Matson on Music
Album review: 'Black Narcissus' by Seattle's Nacho Picasso
Nacho Picasso "Black Narcissus" (self-released / Alive and Well)
Seattle may be nationally famous for Macklemore, a middle class rapper who makes gay-marriage anthems, but locally the appetite exists — or should I say rap-etite — for something darker and less morally upstanding. In that lane, Nacho Picasso is our new anti-hero: a party-hardy street-boss misogynist, whose songs are full of dark humor.
"Black Narcissus" is his third album of 2012, fifth in two years, and best yet. Eight lyrically sharp songs (plus one remix) of dirgelike, electronic-tinged rap music.
"Cover Me In Gold" is the key track.

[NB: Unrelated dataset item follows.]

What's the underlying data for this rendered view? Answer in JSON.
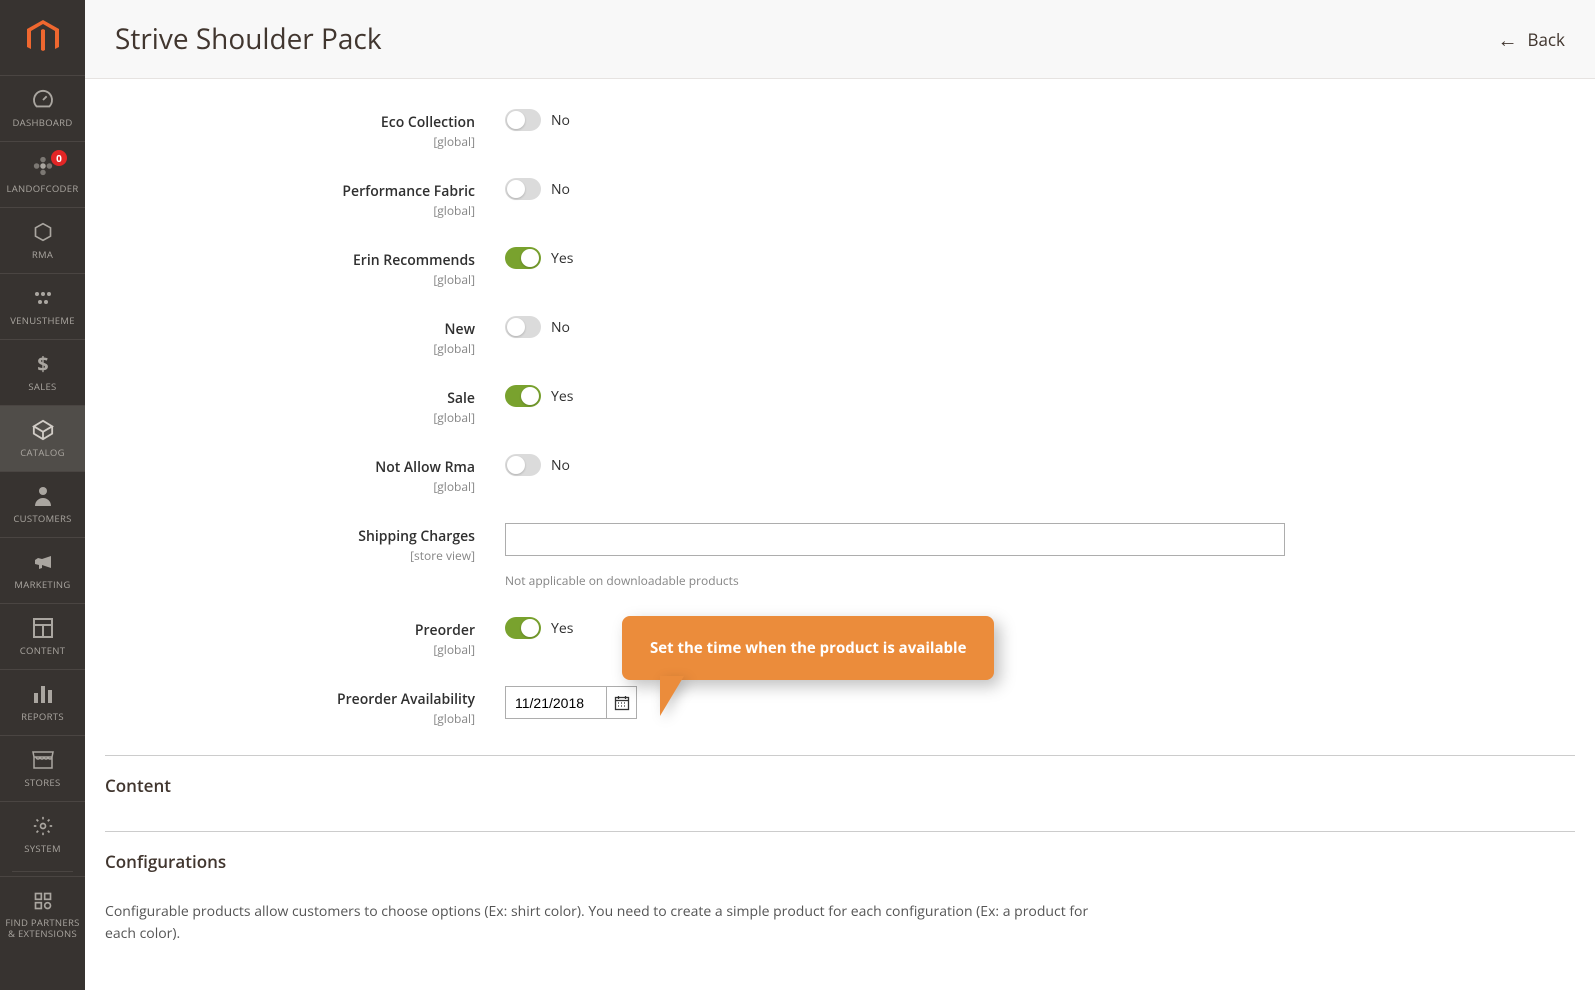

It might seem like it's about being flashy, but really it's about Nacho saying he feels like "an orphan," a vulnerability that might underpin his general hardness and continuous sex brags. Rhymed with "cover me in gold / 'til I feel I'm important," the effect is funny and sad, like he's parodying #raplife and also enjoying it.
As the music goes on, darkness pervades. Producers Eric G and Raised byy Wolves make the beats into a Gotham version of Seattle where the sun never shines — a twisted, shadowy place that's good to visit in binges. And Nacho becomes progressively more silly and weird. He samples Pee-wee Herman, and goes out of his way to say "gluteus maximus" and "wenches" instead of ruder, more common rapper words. He talks often about European mythology.
He's risen to prominence in the past two years locally, and it's easy to see him as a counterweight to earnest idealism. But Nacho's no mascot. His interests in unusual words and the ways of the gods indicate his individuality. And he's getting national attention in SPIN, Vice and Complex not because of how he functions in Seattle, but because he's great at rapping and his music has a memorable vibe. If you're unacquainted, now's the time.